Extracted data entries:

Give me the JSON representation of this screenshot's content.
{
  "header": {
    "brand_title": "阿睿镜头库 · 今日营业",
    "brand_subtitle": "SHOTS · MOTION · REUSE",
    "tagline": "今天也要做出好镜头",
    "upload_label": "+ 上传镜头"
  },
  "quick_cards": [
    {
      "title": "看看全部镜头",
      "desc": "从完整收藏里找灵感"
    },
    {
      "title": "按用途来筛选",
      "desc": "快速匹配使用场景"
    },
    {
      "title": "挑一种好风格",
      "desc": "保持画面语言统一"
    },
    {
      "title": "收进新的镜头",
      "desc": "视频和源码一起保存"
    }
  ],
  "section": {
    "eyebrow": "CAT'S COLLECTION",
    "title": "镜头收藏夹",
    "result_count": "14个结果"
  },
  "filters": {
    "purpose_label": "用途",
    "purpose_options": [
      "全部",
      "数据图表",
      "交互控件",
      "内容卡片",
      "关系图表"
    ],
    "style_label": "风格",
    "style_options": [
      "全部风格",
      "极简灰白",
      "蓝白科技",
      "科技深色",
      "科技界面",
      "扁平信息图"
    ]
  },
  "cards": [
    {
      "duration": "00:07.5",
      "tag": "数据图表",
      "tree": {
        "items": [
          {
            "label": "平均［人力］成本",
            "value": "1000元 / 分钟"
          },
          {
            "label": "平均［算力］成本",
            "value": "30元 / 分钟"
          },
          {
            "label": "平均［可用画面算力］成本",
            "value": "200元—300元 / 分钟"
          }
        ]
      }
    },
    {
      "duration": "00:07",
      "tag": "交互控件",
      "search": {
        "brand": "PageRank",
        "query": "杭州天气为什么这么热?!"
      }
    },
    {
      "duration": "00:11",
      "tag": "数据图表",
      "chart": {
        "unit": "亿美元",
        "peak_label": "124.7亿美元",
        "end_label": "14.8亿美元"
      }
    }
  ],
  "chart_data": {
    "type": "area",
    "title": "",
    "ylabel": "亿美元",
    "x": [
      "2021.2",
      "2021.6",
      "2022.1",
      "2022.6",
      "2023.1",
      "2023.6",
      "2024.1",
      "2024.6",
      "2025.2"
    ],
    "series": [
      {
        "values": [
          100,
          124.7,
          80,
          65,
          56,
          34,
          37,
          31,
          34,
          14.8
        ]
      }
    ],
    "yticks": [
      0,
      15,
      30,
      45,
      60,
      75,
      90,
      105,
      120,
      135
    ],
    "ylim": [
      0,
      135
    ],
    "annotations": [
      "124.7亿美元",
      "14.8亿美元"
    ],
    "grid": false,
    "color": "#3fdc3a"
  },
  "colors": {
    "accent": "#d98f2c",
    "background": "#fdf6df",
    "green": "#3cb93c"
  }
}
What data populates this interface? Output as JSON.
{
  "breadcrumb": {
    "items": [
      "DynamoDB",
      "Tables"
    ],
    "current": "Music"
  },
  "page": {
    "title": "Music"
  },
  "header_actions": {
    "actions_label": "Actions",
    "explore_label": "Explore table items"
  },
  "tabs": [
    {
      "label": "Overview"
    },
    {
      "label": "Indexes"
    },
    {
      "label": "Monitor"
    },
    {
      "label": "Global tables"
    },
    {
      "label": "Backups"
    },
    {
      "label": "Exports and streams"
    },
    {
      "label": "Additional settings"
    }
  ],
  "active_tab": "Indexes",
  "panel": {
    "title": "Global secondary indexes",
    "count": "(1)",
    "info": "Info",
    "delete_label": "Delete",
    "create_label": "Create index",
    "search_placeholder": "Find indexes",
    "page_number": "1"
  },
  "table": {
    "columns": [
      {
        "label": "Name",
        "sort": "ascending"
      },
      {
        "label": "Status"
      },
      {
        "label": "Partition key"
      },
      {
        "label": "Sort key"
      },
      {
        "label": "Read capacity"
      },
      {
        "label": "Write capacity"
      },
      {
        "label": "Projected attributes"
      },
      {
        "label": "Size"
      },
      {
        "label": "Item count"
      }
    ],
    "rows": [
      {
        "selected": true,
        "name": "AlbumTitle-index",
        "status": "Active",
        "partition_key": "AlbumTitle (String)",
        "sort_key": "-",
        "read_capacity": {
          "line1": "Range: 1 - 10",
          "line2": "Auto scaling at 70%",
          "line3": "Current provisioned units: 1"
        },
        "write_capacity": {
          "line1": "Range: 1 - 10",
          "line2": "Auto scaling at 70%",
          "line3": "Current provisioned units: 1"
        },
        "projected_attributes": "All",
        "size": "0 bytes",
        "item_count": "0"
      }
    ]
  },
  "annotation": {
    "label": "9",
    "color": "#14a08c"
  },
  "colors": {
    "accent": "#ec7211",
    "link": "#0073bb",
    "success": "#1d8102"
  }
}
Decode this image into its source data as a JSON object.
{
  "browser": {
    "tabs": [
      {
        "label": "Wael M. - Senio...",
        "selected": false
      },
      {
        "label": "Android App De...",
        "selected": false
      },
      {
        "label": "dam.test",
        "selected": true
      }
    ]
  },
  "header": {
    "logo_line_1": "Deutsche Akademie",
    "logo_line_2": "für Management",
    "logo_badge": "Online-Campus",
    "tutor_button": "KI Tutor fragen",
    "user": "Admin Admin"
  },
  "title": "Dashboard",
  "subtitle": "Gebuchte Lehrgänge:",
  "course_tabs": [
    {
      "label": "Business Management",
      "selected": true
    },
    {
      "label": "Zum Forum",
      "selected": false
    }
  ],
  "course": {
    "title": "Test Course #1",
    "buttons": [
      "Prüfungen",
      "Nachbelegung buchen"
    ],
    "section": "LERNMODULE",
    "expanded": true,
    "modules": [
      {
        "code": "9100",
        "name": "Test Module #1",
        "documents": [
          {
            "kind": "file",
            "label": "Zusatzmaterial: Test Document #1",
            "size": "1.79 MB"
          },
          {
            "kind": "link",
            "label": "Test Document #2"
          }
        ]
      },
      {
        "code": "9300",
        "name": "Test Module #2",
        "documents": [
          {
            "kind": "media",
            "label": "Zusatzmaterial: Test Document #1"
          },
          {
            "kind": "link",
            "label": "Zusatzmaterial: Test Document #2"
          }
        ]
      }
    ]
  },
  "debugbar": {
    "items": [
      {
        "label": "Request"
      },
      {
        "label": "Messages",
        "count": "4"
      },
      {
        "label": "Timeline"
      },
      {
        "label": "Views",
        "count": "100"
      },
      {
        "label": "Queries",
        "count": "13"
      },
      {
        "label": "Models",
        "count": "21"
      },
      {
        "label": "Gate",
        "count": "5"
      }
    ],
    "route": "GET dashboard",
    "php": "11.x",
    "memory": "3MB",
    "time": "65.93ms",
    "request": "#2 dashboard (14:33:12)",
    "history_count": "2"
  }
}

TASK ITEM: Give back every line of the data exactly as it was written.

THE COMPLETED TASK:
Give me the JSON representation of this screenshot's content.
{
  "header": {
    "brand_title": "阿睿镜头库 · 今日营业",
    "brand_subtitle": "SHOTS · MOTION · REUSE",
    "tagline": "今天也要做出好镜头",
    "upload_label": "+ 上传镜头"
  },
  "quick_cards": [
    {
      "title": "看看全部镜头",
      "desc": "从完整收藏里找灵感"
    },
    {
      "title": "按用途来筛选",
      "desc": "快速匹配使用场景"
    },
    {
      "title": "挑一种好风格",
      "desc": "保持画面语言统一"
    },
    {
      "title": "收进新的镜头",
      "desc": "视频和源码一起保存"
    }
  ],
  "section": {
    "eyebrow": "CAT'S COLLECTION",
    "title": "镜头收藏夹",
    "result_count": "14个结果"
  },
  "filters": {
    "purpose_label": "用途",
    "purpose_options": [
      "全部",
      "数据图表",
      "交互控件",
      "内容卡片",
      "关系图表"
    ],
    "style_label": "风格",
    "style_options": [
      "全部风格",
      "极简灰白",
      "蓝白科技",
      "科技深色",
      "科技界面",
      "扁平信息图"
    ]
  },
  "cards": [
    {
      "duration": "00:07.5",
      "tag": "数据图表",
      "tree": {
        "items": [
          {
            "label": "平均［人力］成本",
            "value": "1000元 / 分钟"
          },
          {
            "label": "平均［算力］成本",
            "value": "30元 / 分钟"
          },
          {
            "label": "平均［可用画面算力］成本",
            "value": "200元—300元 / 分钟"
          }
        ]
      }
    },
    {
      "duration": "00:07",
      "tag": "交互控件",
      "search": {
        "brand": "PageRank",
        "query": "杭州天气为什么这么热?!"
      }
    },
    {
      "duration": "00:11",
      "tag": "数据图表",
      "chart": {
        "unit": "亿美元",
        "peak_label": "124.7亿美元",
        "end_label": "14.8亿美元"
      }
    }
  ],
  "chart_data": {
    "type": "area",
    "title": "",
    "ylabel": "亿美元",
    "x": [
      "2021.2",
      "2021.6",
      "2022.1",
      "2022.6",
      "2023.1",
      "2023.6",
      "2024.1",
      "2024.6",
      "2025.2"
    ],
    "series": [
      {
        "values": [
          100,
          124.7,
          80,
          65,
          56,
          34,
          37,
          31,
          34,
          14.8
        ]
      }
    ],
    "yticks": [
      0,
      15,
      30,
      45,
      60,
      75,
      90,
      105,
      120,
      135
    ],
    "ylim": [
      0,
      135
    ],
    "annotations": [
      "124.7亿美元",
      "14.8亿美元"
    ],
    "grid": false,
    "color": "#3fdc3a"
  },
  "colors": {
    "accent": "#d98f2c",
    "background": "#fdf6df",
    "green": "#3cb93c"
  }
}
What data populates this interface? Output as JSON.
{
  "breadcrumb": {
    "items": [
      "DynamoDB",
      "Tables"
    ],
    "current": "Music"
  },
  "page": {
    "title": "Music"
  },
  "header_actions": {
    "actions_label": "Actions",
    "explore_label": "Explore table items"
  },
  "tabs": [
    {
      "label": "Overview"
    },
    {
      "label": "Indexes"
    },
    {
      "label": "Monitor"
    },
    {
      "label": "Global tables"
    },
    {
      "label": "Backups"
    },
    {
      "label": "Exports and streams"
    },
    {
      "label": "Additional settings"
    }
  ],
  "active_tab": "Indexes",
  "panel": {
    "title": "Global secondary indexes",
    "count": "(1)",
    "info": "Info",
    "delete_label": "Delete",
    "create_label": "Create index",
    "search_placeholder": "Find indexes",
    "page_number": "1"
  },
  "table": {
    "columns": [
      {
        "label": "Name",
        "sort": "ascending"
      },
      {
        "label": "Status"
      },
      {
        "label": "Partition key"
      },
      {
        "label": "Sort key"
      },
      {
        "label": "Read capacity"
      },
      {
        "label": "Write capacity"
      },
      {
        "label": "Projected attributes"
      },
      {
        "label": "Size"
      },
      {
        "label": "Item count"
      }
    ],
    "rows": [
      {
        "selected": true,
        "name": "AlbumTitle-index",
        "status": "Active",
        "partition_key": "AlbumTitle (String)",
        "sort_key": "-",
        "read_capacity": {
          "line1": "Range: 1 - 10",
          "line2": "Auto scaling at 70%",
          "line3": "Current provisioned units: 1"
        },
        "write_capacity": {
          "line1": "Range: 1 - 10",
          "line2": "Auto scaling at 70%",
          "line3": "Current provisioned units: 1"
        },
        "projected_attributes": "All",
        "size": "0 bytes",
        "item_count": "0"
      }
    ]
  },
  "annotation": {
    "label": "9",
    "color": "#14a08c"
  },
  "colors": {
    "accent": "#ec7211",
    "link": "#0073bb",
    "success": "#1d8102"
  }
}
Decode this image into its source data as a JSON object.
{
  "browser": {
    "tabs": [
      {
        "label": "Wael M. - Senio...",
        "selected": false
      },
      {
        "label": "Android App De...",
        "selected": false
      },
      {
        "label": "dam.test",
        "selected": true
      }
    ]
  },
  "header": {
    "logo_line_1": "Deutsche Akademie",
    "logo_line_2": "für Management",
    "logo_badge": "Online-Campus",
    "tutor_button": "KI Tutor fragen",
    "user": "Admin Admin"
  },
  "title": "Dashboard",
  "subtitle": "Gebuchte Lehrgänge:",
  "course_tabs": [
    {
      "label": "Business Management",
      "selected": true
    },
    {
      "label": "Zum Forum",
      "selected": false
    }
  ],
  "course": {
    "title": "Test Course #1",
    "buttons": [
      "Prüfungen",
      "Nachbelegung buchen"
    ],
    "section": "LERNMODULE",
    "expanded": true,
    "modules": [
      {
        "code": "9100",
        "name": "Test Module #1",
        "documents": [
          {
            "kind": "file",
            "label": "Zusatzmaterial: Test Document #1",
            "size": "1.79 MB"
          },
          {
            "kind": "link",
            "label": "Test Document #2"
          }
        ]
      },
      {
        "code": "9300",
        "name": "Test Module #2",
        "documents": [
          {
            "kind": "media",
            "label": "Zusatzmaterial: Test Document #1"
          },
          {
            "kind": "link",
            "label": "Zusatzmaterial: Test Document #2"
          }
        ]
      }
    ]
  },
  "debugbar": {
    "items": [
      {
        "label": "Request"
      },
      {
        "label": "Messages",
        "count": "4"
      },
      {
        "label": "Timeline"
      },
      {
        "label": "Views",
        "count": "100"
      },
      {
        "label": "Queries",
        "count": "13"
      },
      {
        "label": "Models",
        "count": "21"
      },
      {
        "label": "Gate",
        "count": "5"
      }
    ],
    "route": "GET dashboard",
    "php": "11.x",
    "memory": "3MB",
    "time": "65.93ms",
    "request": "#2 dashboard (14:33:12)",
    "history_count": "2"
  }
}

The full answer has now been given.